Description UK- China Phenomics- Metabolomics Network 
Organisation Nanjing Agricultural University
Country China 
Sector Academic/University 
PI Contribution We have established wide ranging collaborations focusing on plant phenomics, plant metabolomics and the role of nitrogen in plant stress responses
Collaborator Contribution We are designing new research programmes together and joint publications. The Chinese collaborators cover all of my internal travel and subsistence costs when in China.
Impact This is a multi-disciplinary collaboration involving computer imaging and omic (particularly metabolomic analyses) 1. Sun Y, Wang M, Mur LAJ, Shen Q, Guo S. Unravelling the Roles of Nitrogen Nutrition in Plant Disease Defences. Int J Mol Sci. 2020;21(2). 2. Sun Y, Hou M, Mur LAJ, Yang Y, Zhang T, Xu X, et al. Nitrogen drives plant growth to the detriment of leaf sugar and steviol glycosides metabolisms in Stevia (Stevia rebaudiana Bertoni). Plant Physiol Biochem. 2019;141:240-9. 3. Sun Y, Li Y, Wang M, Wang C, Ling N, Mur LAJ, et al. Redox imbalance contributed differently to membrane damage of cucumber leaves under water stress and Fusarium infection. Plant science. 2018;274:171-80.
Start Year 2018
 
Description UK- China Phenomics- Metabolomics Network 
Organisation Shanxi Agricultural University
Country China 
Sector Academic/University 
PI Contribution We have established wide ranging collaborations focusing on plant phenomics, plant metabolomics and the role of nitrogen in plant stress responses
Collaborator Contribution We are designing new research programmes together and joint publications. The Chinese collaborators cover all of my internal travel and subsistence costs when in China.
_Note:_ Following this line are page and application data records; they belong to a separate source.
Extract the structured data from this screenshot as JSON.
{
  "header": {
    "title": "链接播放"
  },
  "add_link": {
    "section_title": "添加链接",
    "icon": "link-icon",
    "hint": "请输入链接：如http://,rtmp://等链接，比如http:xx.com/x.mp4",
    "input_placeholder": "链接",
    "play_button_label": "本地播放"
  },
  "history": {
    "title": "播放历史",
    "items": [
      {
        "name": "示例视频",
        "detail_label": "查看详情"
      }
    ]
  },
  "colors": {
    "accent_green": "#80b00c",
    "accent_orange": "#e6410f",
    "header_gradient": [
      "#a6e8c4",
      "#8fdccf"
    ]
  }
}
Impact This is a multi-disciplinary collaboration involving computer imaging and omic (particularly metabolomic analyses) 1. Sun Y, Wang M, Mur LAJ, Shen Q, Guo S. Unravelling the Roles of Nitrogen Nutrition in Plant Disease Defences. Int J Mol Sci. 2020;21(2). 2. Sun Y, Hou M, Mur LAJ, Yang Y, Zhang T, Xu X, et al. Nitrogen drives plant growth to the detriment of leaf sugar and steviol glycosides metabolisms in Stevia (Stevia rebaudiana Bertoni). Plant Physiol Biochem. 2019;141:240-9. 3. Sun Y, Li Y, Wang M, Wang C, Ling N, Mur LAJ, et al. Redox imbalance contributed differently to membrane damage of cucumber leaves under water stress and Fusarium infection. Plant science. 2018;274:171-80.
Start Year 2018